French comte cheese also imparts both an aroma and flavor of nuttiness and butter, just like the cheese it is meant to substitute, though in somewhat more mellow intensities, with the particular strength of its nutty flavor notes increasing as the cheese is aged for longer periods of time.

Havarti Cheese

Softer than Emmental cheese despite a somewhat lower percentage of fat content per unit of volume, Havarti cheese is nonetheless a suitable flavor substitute to Emmental cheese, both in recipes wherein it is meant to be melted or otherwise left uncooked.

Havarti cheese is known for imparting a significantly buttery aroma and flavor, making the primary body of flavor in Havarti cheese somewhat similar to what would normally be found in Emmental cheese save for its somewhat more mild nuttiness.

This, however, is belied by the nearly identical level of acidic and fruity flavors shared between the two cheeses, making Havarti cheese best used in recipes that do not require as intense a nuttiness as it would a buttery and acidic flavor profile.

Appearance Substitutes for Emmental Cheese

Another distinctive characteristic of Emmental cheese is its rather striking appearance, with the presence of holes throughout its flesh that are otherwise referred to as “eyes” by cheesemakers. 

These holes are primarily created during the processing and production of Emmental cheese by bacteria that, during their lifespan and act of consuming the cheese’s raw products, thereby excrete carbon dioxide, producing air pockets that produce the appearance of holes distributed throughout Emmental and Swiss cheese alike.

In the somewhat uncommon instance that a recipe or spread requires an alternative cheese with a similar appearance or presence of “eyes” in its body, several other dairy products are known for undergoing much the same carbon dioxide driven air pocket formation as Emmental cheese.

Maasdam Cheese

Considered an “Emmental style” cheese, maasdam cheese is an occasionally waxed semihard cheese produced from pasteurized cow’s milk with a rather short aging time in comparison to other cheeses that possess internal voids or holes throughout its flesh.

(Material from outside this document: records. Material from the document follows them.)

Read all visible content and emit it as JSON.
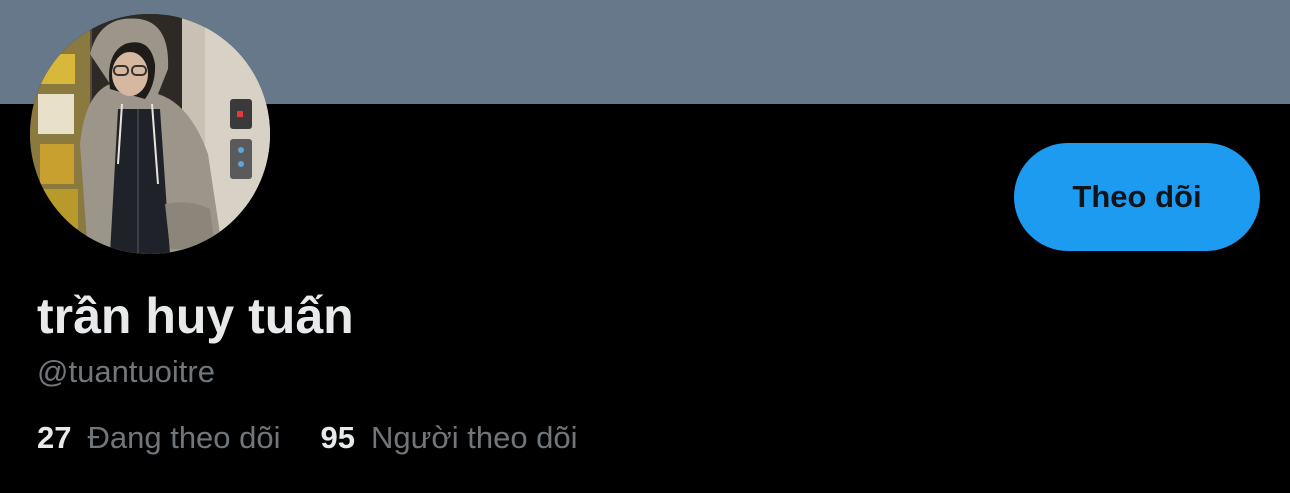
{
  "profile": {
    "display_name": "trần huy tuấn",
    "handle": "@tuantuoitre",
    "follow_button_label": "Theo dõi",
    "banner_color": "#66788a",
    "accent_color": "#1d9bf0",
    "avatar_icon": "profile-photo"
  },
  "stats": [
    {
      "count": "27",
      "label": "Đang theo dõi"
    },
    {
      "count": "95",
      "label": "Người theo dõi"
    }
  ]
}
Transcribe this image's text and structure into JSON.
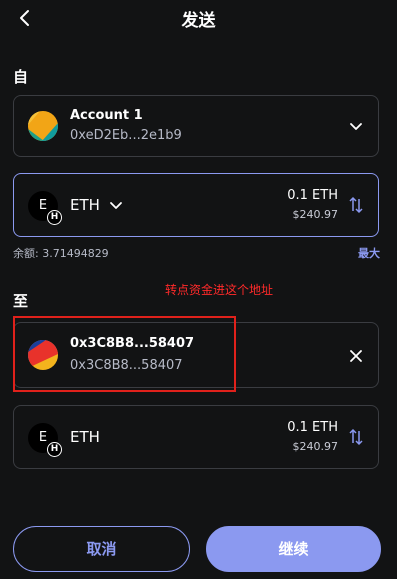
{
  "header": {
    "title": "发送",
    "back_icon": "chevron-left-icon"
  },
  "from": {
    "label": "自",
    "account_name": "Account 1",
    "account_address": "0xeD2Eb...2e1b9"
  },
  "from_token": {
    "symbol_initial": "E",
    "network_initial": "H",
    "symbol": "ETH",
    "amount": "0.1 ETH",
    "fiat": "$240.97",
    "swap_icon": "swap-vertical-icon"
  },
  "balance": {
    "text": "余额: 3.71494829",
    "max_label": "最大"
  },
  "annotation": {
    "text": "转点资金进这个地址"
  },
  "to": {
    "label": "至",
    "address_title": "0x3C8B8...58407",
    "address_sub": "0x3C8B8...58407",
    "close_icon": "close-icon"
  },
  "to_token": {
    "symbol_initial": "E",
    "network_initial": "H",
    "symbol": "ETH",
    "amount": "0.1 ETH",
    "fiat": "$240.97"
  },
  "footer": {
    "cancel_label": "取消",
    "continue_label": "继续"
  },
  "colors": {
    "background": "#121314",
    "accent": "#8b99f0",
    "annotation_red": "#e0211b"
  }
}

Similar both in color and in the fact that it has eyes produced by carbon dioxide pockets from its ripening process, maasdam makes an excellent appearance substitute for Emmental cheese, especially when sliced into thin sheafs that may be placed alongside other aesthetically appealing ingredients in a charcuterie board or spread.

American Swiss Cheese

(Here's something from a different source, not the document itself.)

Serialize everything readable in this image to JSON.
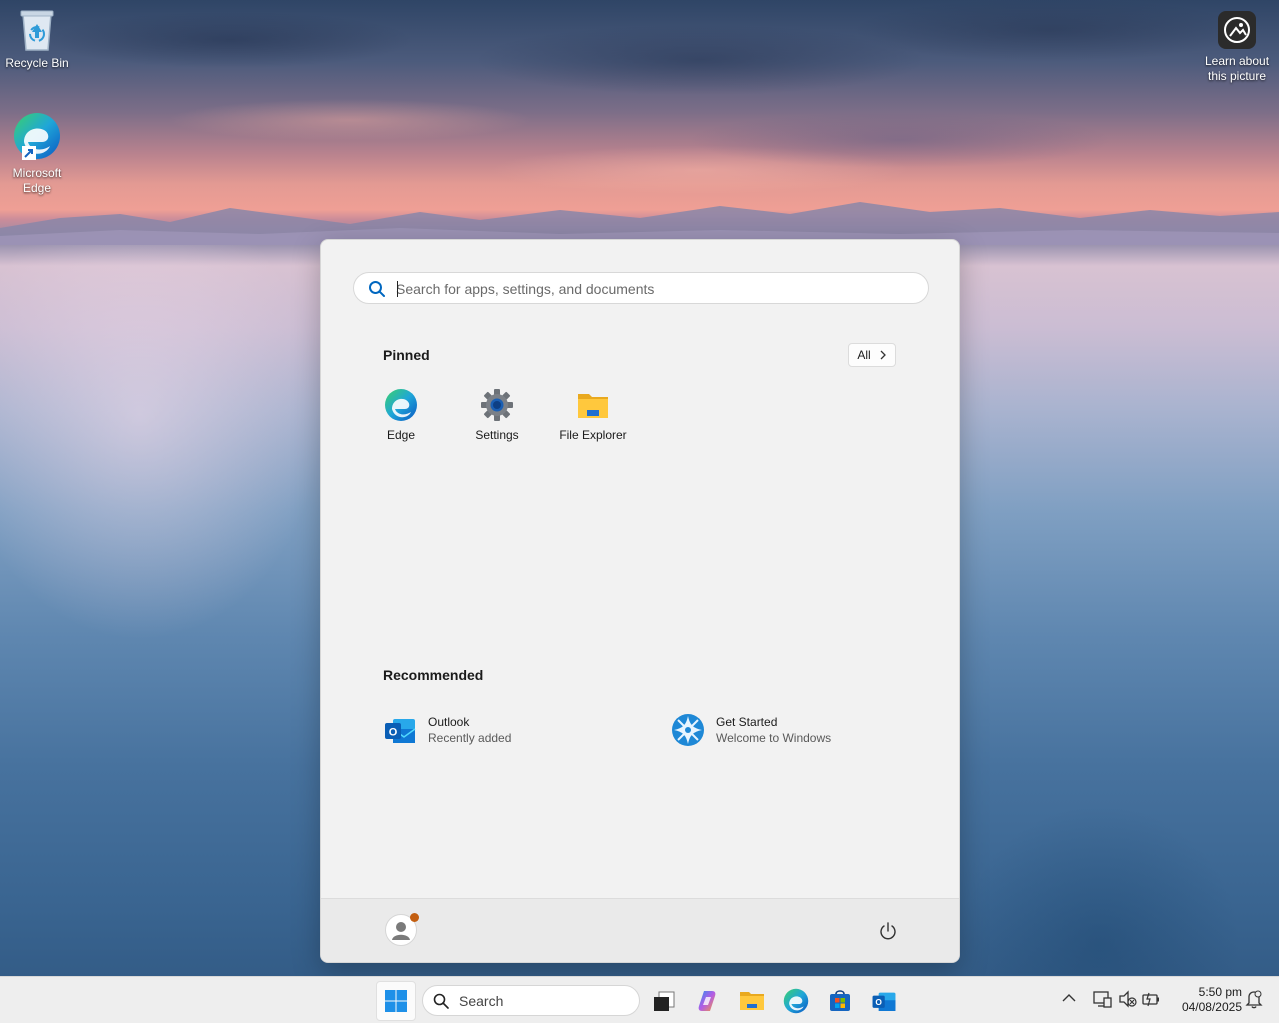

Considered an imitation of Emmental cheese, swiss cheese produced in the United States possesses similar eye holes throughout its flesh, though not all brands of American swiss cheese have such an appearance, and those without said internal voids are referred to as “blind” American swiss cheeses.

Because of the fact that swiss cheese is produced in a similar manner and with similar ingredients as Emmental cheese, it also possesses a yellow color that is quite close that would normally be found in the younger forms of Emmental itself.

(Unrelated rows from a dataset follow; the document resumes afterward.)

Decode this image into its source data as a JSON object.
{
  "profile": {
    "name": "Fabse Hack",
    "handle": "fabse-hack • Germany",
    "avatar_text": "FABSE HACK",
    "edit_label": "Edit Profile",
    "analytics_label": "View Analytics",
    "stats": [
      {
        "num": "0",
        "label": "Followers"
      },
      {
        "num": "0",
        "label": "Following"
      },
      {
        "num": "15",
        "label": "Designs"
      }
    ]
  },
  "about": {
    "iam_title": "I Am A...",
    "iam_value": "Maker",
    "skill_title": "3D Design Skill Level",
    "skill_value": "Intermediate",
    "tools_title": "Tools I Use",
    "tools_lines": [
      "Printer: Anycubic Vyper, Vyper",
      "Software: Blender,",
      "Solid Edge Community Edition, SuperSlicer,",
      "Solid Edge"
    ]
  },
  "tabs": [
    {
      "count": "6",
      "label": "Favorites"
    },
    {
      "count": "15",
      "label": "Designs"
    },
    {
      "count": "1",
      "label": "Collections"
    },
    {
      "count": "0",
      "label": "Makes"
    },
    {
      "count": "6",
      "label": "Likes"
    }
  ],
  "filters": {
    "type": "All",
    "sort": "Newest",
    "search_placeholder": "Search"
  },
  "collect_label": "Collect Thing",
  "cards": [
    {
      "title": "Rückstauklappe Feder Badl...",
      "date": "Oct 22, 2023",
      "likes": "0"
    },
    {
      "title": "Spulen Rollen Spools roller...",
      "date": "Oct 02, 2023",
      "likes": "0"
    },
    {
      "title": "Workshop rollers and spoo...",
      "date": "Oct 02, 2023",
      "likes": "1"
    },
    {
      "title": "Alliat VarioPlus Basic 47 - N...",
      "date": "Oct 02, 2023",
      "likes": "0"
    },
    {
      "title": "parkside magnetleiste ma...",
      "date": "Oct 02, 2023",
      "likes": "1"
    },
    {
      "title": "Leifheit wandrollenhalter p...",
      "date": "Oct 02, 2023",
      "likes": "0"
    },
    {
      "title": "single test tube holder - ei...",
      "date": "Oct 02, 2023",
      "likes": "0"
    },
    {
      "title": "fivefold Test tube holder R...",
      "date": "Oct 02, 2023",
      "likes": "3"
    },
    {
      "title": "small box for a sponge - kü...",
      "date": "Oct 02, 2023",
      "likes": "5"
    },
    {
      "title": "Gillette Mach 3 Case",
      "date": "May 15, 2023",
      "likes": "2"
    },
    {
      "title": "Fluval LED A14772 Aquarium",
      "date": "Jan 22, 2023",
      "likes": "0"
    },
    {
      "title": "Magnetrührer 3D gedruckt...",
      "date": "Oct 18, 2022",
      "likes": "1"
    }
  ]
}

References

1. Making Swiss Cheese. David B. Fankhauser, PhD. Professor of Biology and Chemistry. University of Cincinnati Clermont College

2. Liz Thrope. (Sep 26 2017) “The Book of Cheese: The Essential Guide to Discovering Cheeses You’ll Love” Flatiron Books Publishing Retrieved via Google Books ISBN 1250063469, 9781250063465

3. Green, M., & Manning, D. (1982). Development of texture and flavour in cheese and other fermented products. Journal of Dairy Research, 49(4), 737-748. doi:10.1017/S002202990002286X

4. Unknown Author. (2014) The Cheesemonger’s Seasons. Retrieved via Google Books. Published 2011. Accessed December 31, 2021. https://books.google.com.ph/books?id=ctEWAgAAQBAJ&pg=PA80&redir_esc=y#v=onepage&q&f=false

Dominic Peterson
Hey there! My name is Dominic but everyone calls me “Dom.” Food is a huge part of my life and DomEats.com allows me to share my foodie experiences with the world.